RECORDED DATA -
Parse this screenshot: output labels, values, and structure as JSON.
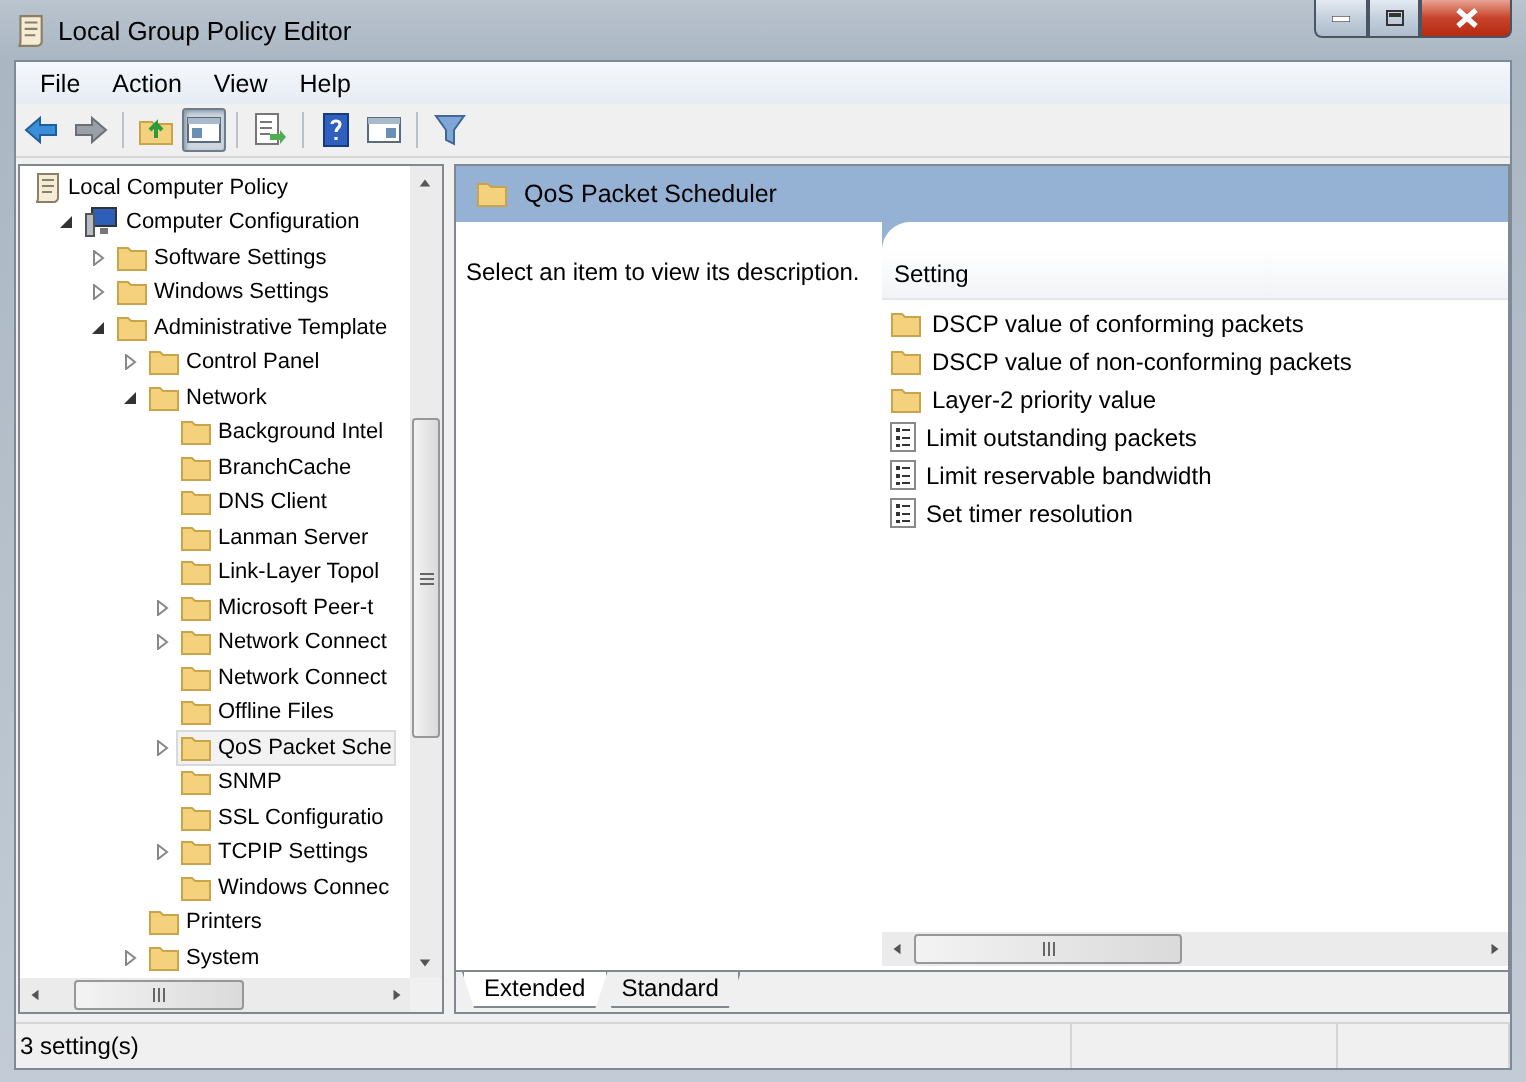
{
  "window": {
    "title": "Local Group Policy Editor"
  },
  "menu": [
    "File",
    "Action",
    "View",
    "Help"
  ],
  "toolbar": [
    {
      "kind": "back",
      "pressed": false
    },
    {
      "kind": "forward",
      "pressed": false
    },
    {
      "kind": "sep"
    },
    {
      "kind": "up",
      "pressed": false
    },
    {
      "kind": "tree",
      "pressed": true
    },
    {
      "kind": "sep"
    },
    {
      "kind": "export",
      "pressed": false
    },
    {
      "kind": "sep"
    },
    {
      "kind": "help",
      "pressed": false
    },
    {
      "kind": "pane",
      "pressed": false
    },
    {
      "kind": "sep"
    },
    {
      "kind": "filter",
      "pressed": false
    }
  ],
  "tree": [
    {
      "label": "Local Computer Policy",
      "kind": "policy",
      "selected": false,
      "children": [
        {
          "label": "Computer Configuration",
          "kind": "computer",
          "expanded": true,
          "selected": false,
          "children": [
            {
              "label": "Software Settings",
              "kind": "folder",
              "expanded": false,
              "selected": false
            },
            {
              "label": "Windows Settings",
              "kind": "folder",
              "expanded": false,
              "selected": false
            },
            {
              "label": "Administrative Template",
              "kind": "folder",
              "expanded": true,
              "selected": false,
              "children": [
                {
                  "label": "Control Panel",
                  "kind": "folder",
                  "expanded": false,
                  "selected": false
                },
                {
                  "label": "Network",
                  "kind": "folder",
                  "expanded": true,
                  "selected": false,
                  "children": [
                    {
                      "label": "Background Intel",
                      "kind": "folder",
                      "selected": false
                    },
                    {
                      "label": "BranchCache",
                      "kind": "folder",
                      "selected": false
                    },
                    {
                      "label": "DNS Client",
                      "kind": "folder",
                      "selected": false
                    },
                    {
                      "label": "Lanman Server",
                      "kind": "folder",
                      "selected": false
                    },
                    {
                      "label": "Link-Layer Topol",
                      "kind": "folder",
                      "selected": false
                    },
                    {
                      "label": "Microsoft Peer-t",
                      "kind": "folder",
                      "expanded": false,
                      "selected": false
                    },
                    {
                      "label": "Network Connect",
                      "kind": "folder",
                      "expanded": false,
                      "selected": false
                    },
                    {
                      "label": "Network Connect",
                      "kind": "folder",
                      "selected": false
                    },
                    {
                      "label": "Offline Files",
                      "kind": "folder",
                      "selected": false
                    },
                    {
                      "label": "QoS Packet Sche",
                      "kind": "folder",
                      "expanded": false,
                      "selected": true
                    },
                    {
                      "label": "SNMP",
                      "kind": "folder",
                      "selected": false
                    },
                    {
                      "label": "SSL Configuratio",
                      "kind": "folder",
                      "selected": false
                    },
                    {
                      "label": "TCPIP Settings",
                      "kind": "folder",
                      "expanded": false,
                      "selected": false
                    },
                    {
                      "label": "Windows Connec",
                      "kind": "folder",
                      "selected": false
                    }
                  ]
                },
                {
                  "label": "Printers",
                  "kind": "folder",
                  "selected": false
                },
                {
                  "label": "System",
                  "kind": "folder",
                  "expanded": false,
                  "selected": false
                }
              ]
            }
          ]
        }
      ]
    }
  ],
  "details": {
    "title": "QoS Packet Scheduler",
    "description": "Select an item to view its description.",
    "column": "Setting",
    "rows": [
      {
        "label": "DSCP value of conforming packets",
        "kind": "folder"
      },
      {
        "label": "DSCP value of non-conforming packets",
        "kind": "folder"
      },
      {
        "label": "Layer-2 priority value",
        "kind": "folder"
      },
      {
        "label": "Limit outstanding packets",
        "kind": "setting"
      },
      {
        "label": "Limit reservable bandwidth",
        "kind": "setting"
      },
      {
        "label": "Set timer resolution",
        "kind": "setting"
      }
    ]
  },
  "view_tabs": [
    {
      "label": "Extended",
      "selected": true
    },
    {
      "label": "Standard",
      "selected": false
    }
  ],
  "status_bar": "3 setting(s)"
}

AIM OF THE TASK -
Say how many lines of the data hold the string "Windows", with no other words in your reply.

OUTPUT BELOW -
2